I think this is a really good thing to think through.
The issues you bring up hinge on one thing (compatibility concerns). So far the unit tests pass. From my investigations, I haven't been able to find any theoretical reasons why it can't be compatible for 99% of things using pygame.
The stronger evidence of tests passing, and no concrete theoretical reasons presented on why it can't be compatible suggests to me that it can be done. As the patches currently exist, and have for some time, gives me a reason to think those fears about OS packagers doing strange things are unfounded. As they upgrade SDL versions at different times, I think we should still be ok if things are compatible.
By not aiming for compatibility we guarantee there won't be. Having a compatible pygame API lets us do that, and still release to places where SDL2 doesn't exist yet. If considering the API is compatible as I hope, then I don't see a problem with people who require SDL2 features seeing if they are running on an SDL2 pygame.
A pygame 2.0 would be released under the pygame package name, with SDL 2 as default, with a pygame compatible API. Until we get to that point pygame 1.10.0+ will exist, but patches and conditional compilation will be available for SDL2. (as they exist right now, but made easier to select). Old modules like cdrom, and overlay will be marked as depreciated.
By using new pygame APIs for differences between SDL1 and SDL2 we allow the old apps to continue working. So there should be no sudden break the world transition.

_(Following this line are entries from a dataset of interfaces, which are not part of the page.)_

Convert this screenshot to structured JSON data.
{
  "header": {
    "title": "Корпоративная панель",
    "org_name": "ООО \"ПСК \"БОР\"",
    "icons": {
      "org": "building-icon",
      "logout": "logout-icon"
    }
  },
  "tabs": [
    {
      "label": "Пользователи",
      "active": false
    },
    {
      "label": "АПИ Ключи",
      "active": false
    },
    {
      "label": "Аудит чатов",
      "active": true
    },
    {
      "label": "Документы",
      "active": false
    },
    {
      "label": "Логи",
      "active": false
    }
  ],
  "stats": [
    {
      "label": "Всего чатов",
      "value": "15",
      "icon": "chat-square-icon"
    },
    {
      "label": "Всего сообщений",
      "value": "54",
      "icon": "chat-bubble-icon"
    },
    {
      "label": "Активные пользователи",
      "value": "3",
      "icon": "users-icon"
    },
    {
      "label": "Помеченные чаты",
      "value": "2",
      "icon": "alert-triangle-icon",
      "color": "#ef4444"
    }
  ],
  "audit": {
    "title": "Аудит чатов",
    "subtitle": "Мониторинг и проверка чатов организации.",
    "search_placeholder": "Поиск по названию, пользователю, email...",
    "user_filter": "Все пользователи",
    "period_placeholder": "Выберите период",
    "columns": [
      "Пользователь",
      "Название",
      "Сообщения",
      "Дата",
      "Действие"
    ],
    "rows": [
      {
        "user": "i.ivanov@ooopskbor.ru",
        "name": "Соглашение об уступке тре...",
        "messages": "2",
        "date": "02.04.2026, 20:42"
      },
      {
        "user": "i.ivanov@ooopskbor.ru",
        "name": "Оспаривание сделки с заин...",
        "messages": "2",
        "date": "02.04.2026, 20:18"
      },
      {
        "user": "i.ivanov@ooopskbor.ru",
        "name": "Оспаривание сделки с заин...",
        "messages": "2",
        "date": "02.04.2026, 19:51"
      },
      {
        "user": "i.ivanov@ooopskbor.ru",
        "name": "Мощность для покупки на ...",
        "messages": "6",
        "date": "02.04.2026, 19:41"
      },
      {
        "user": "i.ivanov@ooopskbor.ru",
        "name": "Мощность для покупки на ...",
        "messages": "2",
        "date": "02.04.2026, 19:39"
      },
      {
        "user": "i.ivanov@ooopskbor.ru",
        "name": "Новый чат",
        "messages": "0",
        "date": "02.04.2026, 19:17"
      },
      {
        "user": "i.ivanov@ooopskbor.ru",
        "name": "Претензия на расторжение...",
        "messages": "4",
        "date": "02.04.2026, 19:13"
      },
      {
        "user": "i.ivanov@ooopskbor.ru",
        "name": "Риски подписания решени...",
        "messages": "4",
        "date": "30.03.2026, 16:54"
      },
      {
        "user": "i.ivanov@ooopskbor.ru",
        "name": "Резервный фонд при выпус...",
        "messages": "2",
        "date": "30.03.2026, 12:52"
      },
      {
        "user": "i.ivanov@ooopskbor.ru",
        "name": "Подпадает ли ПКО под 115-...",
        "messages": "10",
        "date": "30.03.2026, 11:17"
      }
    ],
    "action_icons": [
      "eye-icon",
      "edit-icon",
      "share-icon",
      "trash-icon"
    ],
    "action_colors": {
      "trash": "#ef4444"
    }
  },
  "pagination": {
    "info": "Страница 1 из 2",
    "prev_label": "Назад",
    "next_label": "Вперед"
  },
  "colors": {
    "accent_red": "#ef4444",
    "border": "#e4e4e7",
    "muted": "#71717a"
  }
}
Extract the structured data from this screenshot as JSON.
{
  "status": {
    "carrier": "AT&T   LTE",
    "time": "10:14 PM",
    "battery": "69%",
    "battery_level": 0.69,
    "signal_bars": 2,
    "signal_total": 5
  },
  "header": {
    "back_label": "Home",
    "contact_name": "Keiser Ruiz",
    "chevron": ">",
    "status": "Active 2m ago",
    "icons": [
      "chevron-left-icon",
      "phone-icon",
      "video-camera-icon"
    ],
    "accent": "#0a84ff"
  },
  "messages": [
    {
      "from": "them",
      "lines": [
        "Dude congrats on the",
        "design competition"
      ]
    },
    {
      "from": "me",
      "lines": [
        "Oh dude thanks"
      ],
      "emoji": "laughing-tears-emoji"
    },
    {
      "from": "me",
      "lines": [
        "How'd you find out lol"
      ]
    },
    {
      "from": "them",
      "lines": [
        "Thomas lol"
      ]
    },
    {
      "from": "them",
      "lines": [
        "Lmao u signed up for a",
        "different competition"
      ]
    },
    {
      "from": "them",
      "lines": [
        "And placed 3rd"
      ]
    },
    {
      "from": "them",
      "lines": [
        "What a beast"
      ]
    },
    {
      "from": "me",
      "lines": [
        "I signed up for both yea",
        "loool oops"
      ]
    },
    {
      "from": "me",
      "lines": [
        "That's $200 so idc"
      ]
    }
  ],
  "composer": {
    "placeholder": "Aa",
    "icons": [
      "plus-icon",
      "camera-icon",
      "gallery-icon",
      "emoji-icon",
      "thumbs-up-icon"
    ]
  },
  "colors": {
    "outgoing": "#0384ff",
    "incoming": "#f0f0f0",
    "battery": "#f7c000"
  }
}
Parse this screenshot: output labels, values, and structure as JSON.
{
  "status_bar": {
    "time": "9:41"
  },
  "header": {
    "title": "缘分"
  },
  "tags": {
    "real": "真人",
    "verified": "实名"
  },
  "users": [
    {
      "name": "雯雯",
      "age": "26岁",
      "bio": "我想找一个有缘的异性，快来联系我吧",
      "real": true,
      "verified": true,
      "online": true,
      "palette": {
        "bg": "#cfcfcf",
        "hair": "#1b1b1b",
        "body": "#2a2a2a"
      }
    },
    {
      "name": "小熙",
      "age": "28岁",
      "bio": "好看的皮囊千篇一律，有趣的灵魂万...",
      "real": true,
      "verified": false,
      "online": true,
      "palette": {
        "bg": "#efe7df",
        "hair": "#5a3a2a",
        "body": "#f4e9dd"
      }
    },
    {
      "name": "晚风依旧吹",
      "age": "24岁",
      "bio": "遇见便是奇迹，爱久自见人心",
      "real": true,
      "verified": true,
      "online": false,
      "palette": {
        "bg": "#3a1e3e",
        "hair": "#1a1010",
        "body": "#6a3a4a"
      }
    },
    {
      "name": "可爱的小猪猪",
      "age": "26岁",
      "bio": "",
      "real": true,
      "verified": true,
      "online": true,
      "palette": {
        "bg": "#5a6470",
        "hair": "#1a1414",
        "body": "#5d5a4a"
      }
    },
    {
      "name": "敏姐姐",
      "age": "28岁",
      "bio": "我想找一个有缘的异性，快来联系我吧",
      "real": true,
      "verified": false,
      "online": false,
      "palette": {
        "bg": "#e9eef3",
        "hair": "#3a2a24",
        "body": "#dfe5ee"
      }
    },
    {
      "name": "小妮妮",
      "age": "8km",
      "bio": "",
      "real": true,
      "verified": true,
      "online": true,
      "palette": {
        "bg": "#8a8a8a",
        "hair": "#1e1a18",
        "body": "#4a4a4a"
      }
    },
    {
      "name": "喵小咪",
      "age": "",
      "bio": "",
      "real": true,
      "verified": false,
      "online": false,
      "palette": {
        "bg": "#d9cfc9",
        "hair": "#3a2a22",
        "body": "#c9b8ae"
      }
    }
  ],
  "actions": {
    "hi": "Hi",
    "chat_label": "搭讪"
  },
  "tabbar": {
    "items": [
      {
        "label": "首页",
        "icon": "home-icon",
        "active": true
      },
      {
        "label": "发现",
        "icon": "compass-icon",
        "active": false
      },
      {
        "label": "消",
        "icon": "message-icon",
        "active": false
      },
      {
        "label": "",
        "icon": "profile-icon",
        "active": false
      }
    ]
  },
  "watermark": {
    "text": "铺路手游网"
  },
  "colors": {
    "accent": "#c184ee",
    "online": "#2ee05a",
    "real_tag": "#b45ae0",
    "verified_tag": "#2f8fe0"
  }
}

If an app really isn't compatible with a newer pygame for some reason (unlikely IMHO), then it's still possible for an older version to be bundled with pip, conda, and many virtual envs. Things like apt, could do like they did with SDL1, and python2 and python3. That is, making pygame1 into a pygame1-sdl1 package, which perhaps gets installed as pygame1. Then the rare cases of old uncompatible apps, which have not been updated themselves are covered. But I honestly don't think that will happen.